SIR: Captain Bonham, Company I, Second Minnesota Cavalry, reported to me for further orders in accordance with Special Orders, Numbers 82, headquarters Second Sub-District of Minnesota, dated Fort Ridgely, July 14, 1864. Instructions from district headquarters dated July 19, 1864, just received, in accordance with which I have decided to send Lieutenant Phillips, of Company I, Second Cavalry, with fifty men as escort to Captain Fisk's expedition as far as the Missouri River. Captain Fisk arrived this day. From all the information I can obtain from Major J. R. Brown and Gabriel Renville there are but few if any hostile Indians on this side of the James River. I have not seen or heard of one being seen up to this time. While Captain Fisk might be safe in crossing to the Missouri River, it would not be prudent for me under the existing circumstances to compel him to run any risk. There are only about fifty horses in Company I that area fit for the trip to the Missouri River. The horses that will remain can be recruited by the time Lieutenant Phillips returns from escorting Captain Fisk, when the whole of Company I will act as escort to Mr. Brackett's supply train, leaving here about the last of august. From the information obtained in regard to the presence of hostile Indians in the vicinity of De Coteau or James River, I think the horses can perform all the duty required and be improved. Gabriel Renville with his scouts renders good service in obtaining information in regard to Indians being in the vicinity of the post. Very respectfully, your obedient servant,

JOHN CLOWNEY,

Major Thirtieth Regiment Wisconsin Volunteers, Commanding

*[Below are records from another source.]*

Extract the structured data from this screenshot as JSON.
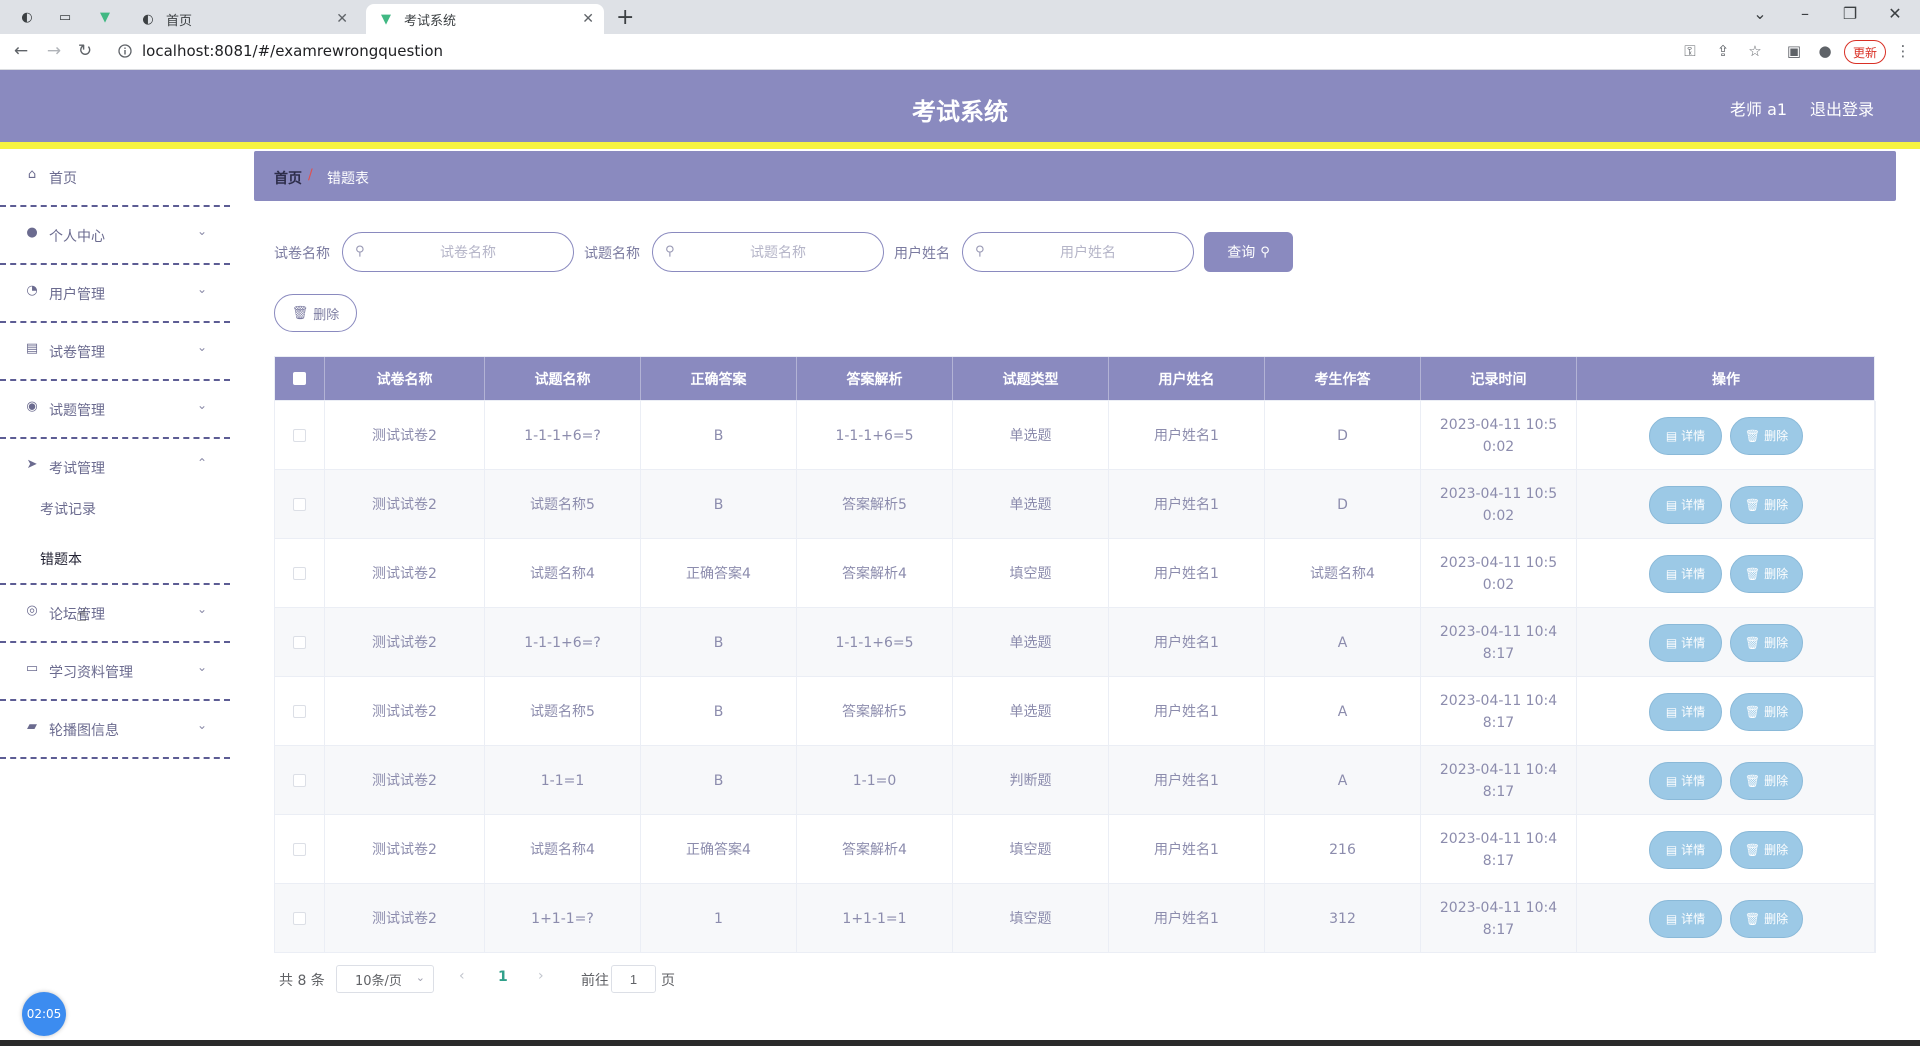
{
  "browser": {
    "tabs": [
      {
        "title": "首页",
        "active": false
      },
      {
        "title": "考试系统",
        "active": true
      }
    ],
    "url": "localhost:8081/#/examrewrongquestion",
    "update_label": "更新"
  },
  "header": {
    "title": "考试系统",
    "user": "老师 a1",
    "logout": "退出登录"
  },
  "sidebar": {
    "items": [
      {
        "label": "首页",
        "icon": "home-icon"
      },
      {
        "label": "个人中心",
        "icon": "user-icon"
      },
      {
        "label": "用户管理",
        "icon": "gauge-icon"
      },
      {
        "label": "试卷管理",
        "icon": "paper-icon"
      },
      {
        "label": "试题管理",
        "icon": "pin-icon"
      },
      {
        "label": "考试管理",
        "icon": "send-icon",
        "expanded": true
      },
      {
        "label": "论坛管理",
        "icon": "globe-icon"
      },
      {
        "label": "学习资料管理",
        "icon": "chat-icon"
      },
      {
        "label": "轮播图信息",
        "icon": "briefcase-icon"
      }
    ],
    "sub_items": [
      {
        "label": "考试记录",
        "active": false
      },
      {
        "label": "错题本",
        "active": true
      }
    ],
    "clock": "02:05"
  },
  "breadcrumb": {
    "home": "首页",
    "separator": "/",
    "current": "错题表"
  },
  "search": {
    "paper_label": "试卷名称",
    "paper_placeholder": "试卷名称",
    "question_label": "试题名称",
    "question_placeholder": "试题名称",
    "user_label": "用户姓名",
    "user_placeholder": "用户姓名",
    "query_button": "查询"
  },
  "actions": {
    "delete_button": "删除"
  },
  "table": {
    "columns": [
      "试卷名称",
      "试题名称",
      "正确答案",
      "答案解析",
      "试题类型",
      "用户姓名",
      "考生作答",
      "记录时间",
      "操作"
    ],
    "rows": [
      [
        "测试试卷2",
        "1-1-1+6=?",
        "B",
        "1-1-1+6=5",
        "单选题",
        "用户姓名1",
        "D",
        "2023-04-11 10:50:02"
      ],
      [
        "测试试卷2",
        "试题名称5",
        "B",
        "答案解析5",
        "单选题",
        "用户姓名1",
        "D",
        "2023-04-11 10:50:02"
      ],
      [
        "测试试卷2",
        "试题名称4",
        "正确答案4",
        "答案解析4",
        "填空题",
        "用户姓名1",
        "试题名称4",
        "2023-04-11 10:50:02"
      ],
      [
        "测试试卷2",
        "1-1-1+6=?",
        "B",
        "1-1-1+6=5",
        "单选题",
        "用户姓名1",
        "A",
        "2023-04-11 10:48:17"
      ],
      [
        "测试试卷2",
        "试题名称5",
        "B",
        "答案解析5",
        "单选题",
        "用户姓名1",
        "A",
        "2023-04-11 10:48:17"
      ],
      [
        "测试试卷2",
        "1-1=1",
        "B",
        "1-1=0",
        "判断题",
        "用户姓名1",
        "A",
        "2023-04-11 10:48:17"
      ],
      [
        "测试试卷2",
        "试题名称4",
        "正确答案4",
        "答案解析4",
        "填空题",
        "用户姓名1",
        "216",
        "2023-04-11 10:48:17"
      ],
      [
        "测试试卷2",
        "1+1-1=?",
        "1",
        "1+1-1=1",
        "填空题",
        "用户姓名1",
        "312",
        "2023-04-11 10:48:17"
      ]
    ],
    "detail_label": "详情",
    "delete_label": "删除"
  },
  "pagination": {
    "total": "共 8 条",
    "page_size": "10条/页",
    "current_page": "1",
    "goto_label": "前往",
    "goto_value": "1",
    "page_label": "页"
  },
  "colors": {
    "primary": "#8a8abf",
    "accent_strip": "#f7f341",
    "op_button": "#9cc9e6"
  }
}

HDQRS. GARRISON FOR FORT WADSWORTH, DAK. TER.,

Camp on Kettle Lake, Coteau de Prairie, July 29, 1864.

Captain R. C. OLIN,

Assistant Adjutant-General, District of Minnesota:

SIR: After reaching the head of Coteau de Prairie I was informed by Gabriel Renville, chief of scouts, that several chiefs and other Indians belonging to the Sisseton Sioux band, that had been waiting to see the commander of the troops, expected and that they wished to have a talk in regard to obtaining subsistence. I determined to hear what they had to say and appointed the morning of the 29th to hear this. At about 10 a. m. Gabriel Renville brought the party over, about twenty-